For an infant, thumb-sucking comes as a totally natural reflex. This sucking reflex is an instinct linked to breast-feeding. For one thing, their little thumbs seem to instinctually find a way into their mouths. Thumb-sucking soothes a baby and may even help an infant more easily drift off to sleep. Babies most often suck when they feel hungry or sleepy.

Despite how natural it is, parents sometimes worry that thumb-sucking is a bad habit.
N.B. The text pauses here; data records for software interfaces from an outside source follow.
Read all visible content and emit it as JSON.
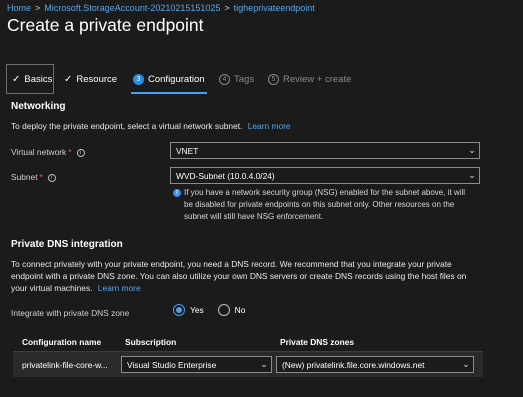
{
  "breadcrumb": {
    "items": [
      "Home",
      "Microsoft.StorageAccount-20210215151025",
      "tigheprivateendpoint"
    ],
    "separator": ">"
  },
  "page": {
    "title": "Create a private endpoint"
  },
  "tabs": [
    {
      "label": "Basics",
      "state": "completed",
      "icon": "check-icon"
    },
    {
      "label": "Resource",
      "state": "completed",
      "icon": "check-icon"
    },
    {
      "label": "Configuration",
      "state": "active",
      "number": "3"
    },
    {
      "label": "Tags",
      "state": "disabled",
      "number": "4"
    },
    {
      "label": "Review + create",
      "state": "disabled",
      "number": "5"
    }
  ],
  "networking": {
    "heading": "Networking",
    "description": "To deploy the private endpoint, select a virtual network subnet.",
    "learn_more": "Learn more",
    "virtual_network": {
      "label": "Virtual network",
      "required": "*",
      "value": "VNET"
    },
    "subnet": {
      "label": "Subnet",
      "required": "*",
      "value": "WVD-Subnet (10.0.4.0/24)"
    },
    "nsg_note": [
      "If you have a network security group (NSG) enabled for the subnet above, it will",
      "be disabled for private endpoints on this subnet only. Other resources on the",
      "subnet will still have NSG enforcement."
    ]
  },
  "dns": {
    "heading": "Private DNS integration",
    "description": [
      "To connect privately with your private endpoint, you need a DNS record. We recommend that you integrate your private",
      "endpoint with a private DNS zone. You can also utilize your own DNS servers or create DNS records using the host files on",
      "your virtual machines."
    ],
    "learn_more": "Learn more",
    "integrate_label": "Integrate with private DNS zone",
    "options": [
      "Yes",
      "No"
    ],
    "selected": "Yes",
    "table": {
      "headers": [
        "Configuration name",
        "Subscription",
        "Private DNS zones"
      ],
      "rows": [
        {
          "configuration_name": "privatelink-file-core-w...",
          "subscription": "Visual Studio Enterprise",
          "private_dns_zone": "(New) privatelink.file.core.windows.net"
        }
      ]
    }
  },
  "colors": {
    "background": "#1b1b1b",
    "link": "#59a5e8",
    "accent": "#4aa0ec",
    "required": "#f25b5b"
  }
}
But thumb-sucking is harmless - at least until a child begins growing in his or her permanent teeth around the age of 4 or 5. At that point, vigorous thumb-sucking can cause negative changes to a child's palate and to the alignment of their emerging teeth.

Fortunately, most children outgrow the habit before they reach school-age, and once they do, peer pressure exerts its influence on those who still suck their thumbs.

To help your child quit their thumb-sucking habit:

  • Consult your dentist. Pediatric dentists know how to speak to a child about the effects of thumb-sucking in ways that children understand.
  • Get to the source of the sucking. An older child who thumb-sucks likely has a reason. If a child continues thumb-sucking, this may be a sign that the child feels bored, anxious, or depressed. Work on dealing with the potential underlying causes to help with the transition from sucking to stopping.
  • Make the thumb less suck-worthy. Your dentist or pediatrician may be able to recommend a bitter-tasting medicine or substance that can be safely used to coat your child's thumbs. Other options include placing a bandage on the thumbs or having your child sleep with socks on their hands to keep from falling back on the habit as they sleep.
  • Give kids a thumbs-up for progress. Praise a child who finds the inner resources to tackle a soothing, pleasurable habit. You could use a star chart or some sort of agreed-upon reward. Positive words of encouragement may be enough!